Along the way I got continually sidetracked by interesting things popping up in my Google reader.  It is fantastic, the paths you can be lead down and the fascinating thing you can read and view…but time can disappear alarmingly!  I subscribed to several more blogs (the count is now 40, up from 30 a month ago) and joined two Nings. Work Literacy  and OZ/NZ Educators.  Work Literacy  is running a 6 week professional development event which I am participating in:

Sponsored by Work Literacy and the eLearning Guild, from September 29 through November 7, 2008, this network will be THE place for you to learn about Web 2.0 and how social media tools can be used by learning professionals.
The goals of the event are to:

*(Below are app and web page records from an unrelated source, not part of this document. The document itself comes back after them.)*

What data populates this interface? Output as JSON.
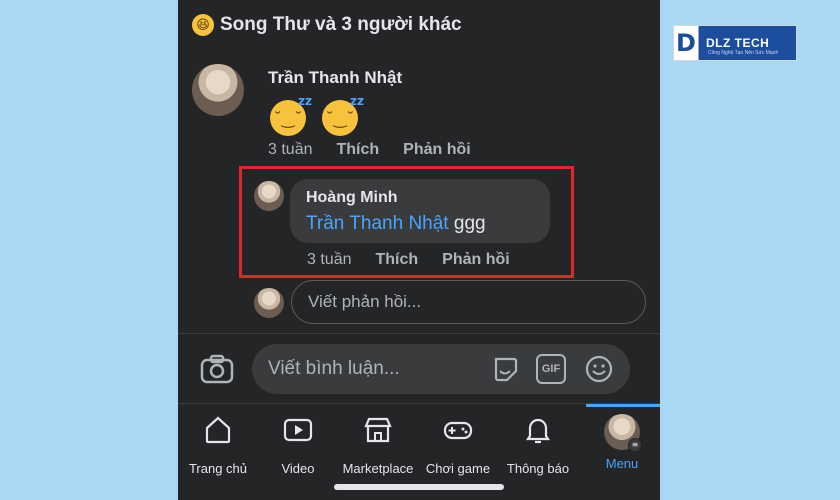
{
  "reactions": {
    "emoji": "😆",
    "text": "Song Thư và 3 người khác"
  },
  "comment": {
    "author": "Trần Thanh Nhật",
    "time": "3 tuần",
    "like_label": "Thích",
    "reply_label": "Phản hồi"
  },
  "reply": {
    "author": "Hoàng Minh",
    "mention": "Trần Thanh Nhật",
    "text": " ggg",
    "time": "3 tuần",
    "like_label": "Thích",
    "reply_label": "Phản hồi"
  },
  "reply_input": {
    "placeholder": "Viết phản hồi..."
  },
  "composer": {
    "placeholder": "Viết bình luận...",
    "gif_label": "GIF"
  },
  "tabs": [
    {
      "label": "Trang chủ",
      "icon": "home-icon"
    },
    {
      "label": "Video",
      "icon": "video-icon"
    },
    {
      "label": "Marketplace",
      "icon": "marketplace-icon"
    },
    {
      "label": "Chơi game",
      "icon": "gaming-icon"
    },
    {
      "label": "Thông báo",
      "icon": "bell-icon"
    },
    {
      "label": "Menu",
      "icon": "menu-avatar-icon",
      "active": true
    }
  ],
  "logo": {
    "name": "DLZ TECH",
    "tagline": "Công Nghệ Tạo Nên Sức Mạnh"
  },
  "colors": {
    "accent": "#4aa3ff",
    "highlight": "#e0262a",
    "background": "#242526",
    "page_bg": "#a9d8f2"
  }
}
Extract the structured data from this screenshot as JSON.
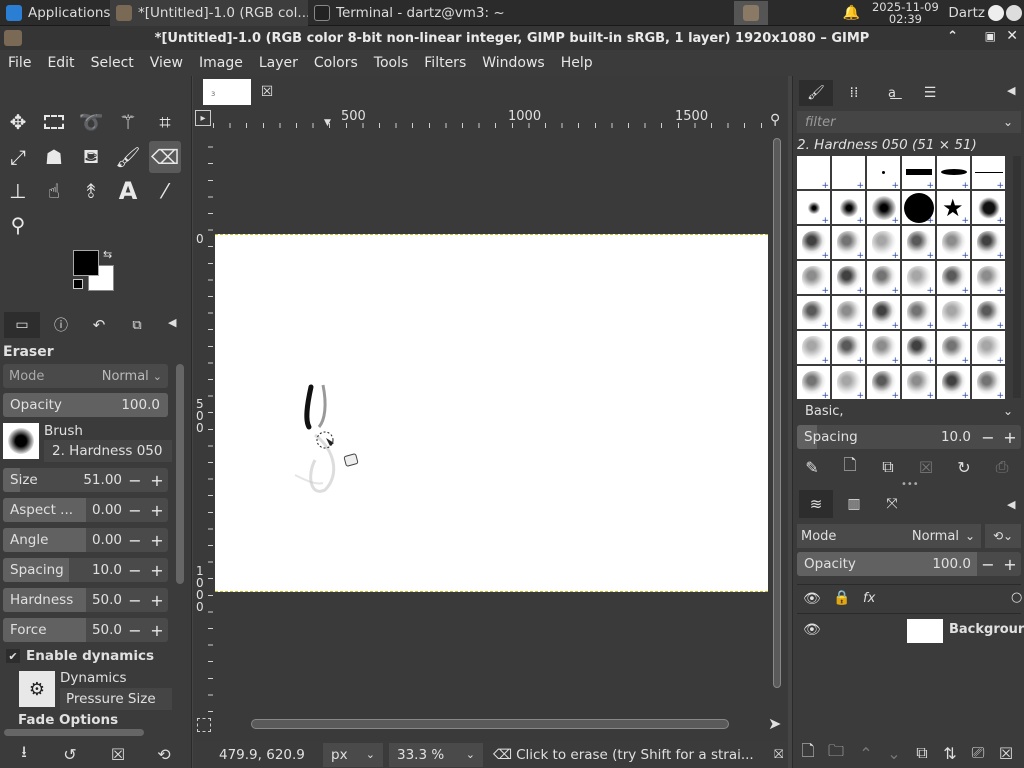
{
  "taskbar": {
    "applications": "Applications",
    "windows": [
      {
        "title": "*[Untitled]-1.0 (RGB col..."
      },
      {
        "title": "Terminal - dartz@vm3: ~"
      }
    ],
    "date": "2025-11-09",
    "time": "02:39",
    "user": "Dartz"
  },
  "window": {
    "title": "*[Untitled]-1.0 (RGB color 8-bit non-linear integer, GIMP built-in sRGB, 1 layer) 1920x1080 – GIMP"
  },
  "menu": [
    "File",
    "Edit",
    "Select",
    "View",
    "Image",
    "Layer",
    "Colors",
    "Tools",
    "Filters",
    "Windows",
    "Help"
  ],
  "tool_options": {
    "title": "Eraser",
    "mode_label": "Mode",
    "mode_value": "Normal",
    "opacity": {
      "label": "Opacity",
      "value": "100.0",
      "fraction": 1.0
    },
    "brush_label": "Brush",
    "brush_value": "2. Hardness 050",
    "size": {
      "label": "Size",
      "value": "51.00",
      "fraction": 0.1
    },
    "aspect": {
      "label": "Aspect ...",
      "value": "0.00",
      "fraction": 0.5
    },
    "angle": {
      "label": "Angle",
      "value": "0.00",
      "fraction": 0.5
    },
    "spacing": {
      "label": "Spacing",
      "value": "10.0",
      "fraction": 0.4
    },
    "hardness": {
      "label": "Hardness",
      "value": "50.0",
      "fraction": 0.5
    },
    "force": {
      "label": "Force",
      "value": "50.0",
      "fraction": 0.5
    },
    "enable_dynamics": "Enable dynamics",
    "dynamics_label": "Dynamics",
    "dynamics_value": "Pressure Size",
    "fade_options": "Fade Options"
  },
  "rulers": {
    "h": [
      "500",
      "1000",
      "1500"
    ],
    "v": [
      "0",
      "500",
      "1000"
    ]
  },
  "status": {
    "coords": "479.9, 620.9",
    "unit": "px",
    "zoom": "33.3 %",
    "message": "Click to erase (try Shift for a strai..."
  },
  "brushes": {
    "filter_placeholder": "filter",
    "selected": "2. Hardness 050 (51 × 51)",
    "tag": "Basic,",
    "spacing": {
      "label": "Spacing",
      "value": "10.0",
      "fraction": 0.1
    }
  },
  "layers": {
    "mode_label": "Mode",
    "mode_value": "Normal",
    "opacity": {
      "label": "Opacity",
      "value": "100.0",
      "fraction": 1.0
    },
    "layer_name": "Backgrour"
  },
  "colors": {
    "accent": "#5a5a5a",
    "canvas": "#ffffff",
    "fg": "#000000",
    "bg": "#ffffff"
  }
}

* Introduce you to new tools and methods for work and learning
* Discuss implications of these tools for learning professionals
*Prepare you to participate in DevLearn in new ways as an attendee or as a spectator.

Through the Work Literacy program I have joined LinkedIn which is like Facebook but for professional engagement and networking rather than social.  I haven’t decided how far I’ll go with LinkedIn, on the face of it it seems to be mostly populated with hard core business types rather than educators but as I am learning, it takes effort and persistance and the right approach to build a network.

I’ve continued to participate in the Edna group Blogging corner and their 08 challenge – it’s good to be prompted to explore or reflect and then blog about what you have done.

Probably the most significant thing (to me anyway) is that last night I bit the bullet and joined Twitter.  It was an amazing experience.  After I registered I went to Jane’s eLearning pick of the post on the Top 100 (e)Learning Professionals to follow on Twitter which I’d first read about on Lucacept and followed the process to follow those that I’d heard of elsewhere.  Many of the people’s whose blogs I subscribe to were there so I quickly found about 20 to follow.  What came next was the amazing part.  Within minutes Sue Tapp had direct messaged me as a fellow Melbourne TL and invited me to join the OZ/NZ Educators ning (see above).  Shortly after that Jenny Luca started following me and then Sue Waters tweeted to ask if I’d like her to put out a tweet to her network for people to follow/follow me.  Of course I said yes, please – Sue’s posts on the Edublogger and Mobile Technology in TAFE are a big part of the reason I decided to make the jump.  Then Tom Barrett put out a tweet to his network on my behalf.  Over the next few hours lots of people started following me so I’m following them in return – I’m now following 47 and being followed by 38…wow!  Hope I have something worthwhile to say.

I’m going to finish now because I really want to get this out before I am actually back at work…and the ironing is calling, goddamn domestica!, however I will have more to say on my Twittering soon.

Oh, and by the way, I didn’t spend my whole holidays looking at the computer…in between times I managed to see Wicked (one of Rob Guest’s last performances, very sad that he is no longer with us), go the the Melbourne Show, visit my very frail mother-in-law in hospital, have a lovely day on my own shopping in Richmond, go to the opening night of Mame at the State Theatre (and the after party, thank you to Adam and Esther), celebrate my youngest daughter’s 7th birthday with a party at home for 14 children, make a purple jewelled crown birthday cake for said party, have a couple of lovely bike rides with daughters (7 year old got new bike) and generally have a nice time with my family.  I love Melbourne in spring!

P.S. As I type this I’m listening in to the flash meeting of OZ/NZ educators…things move fast sometimes!!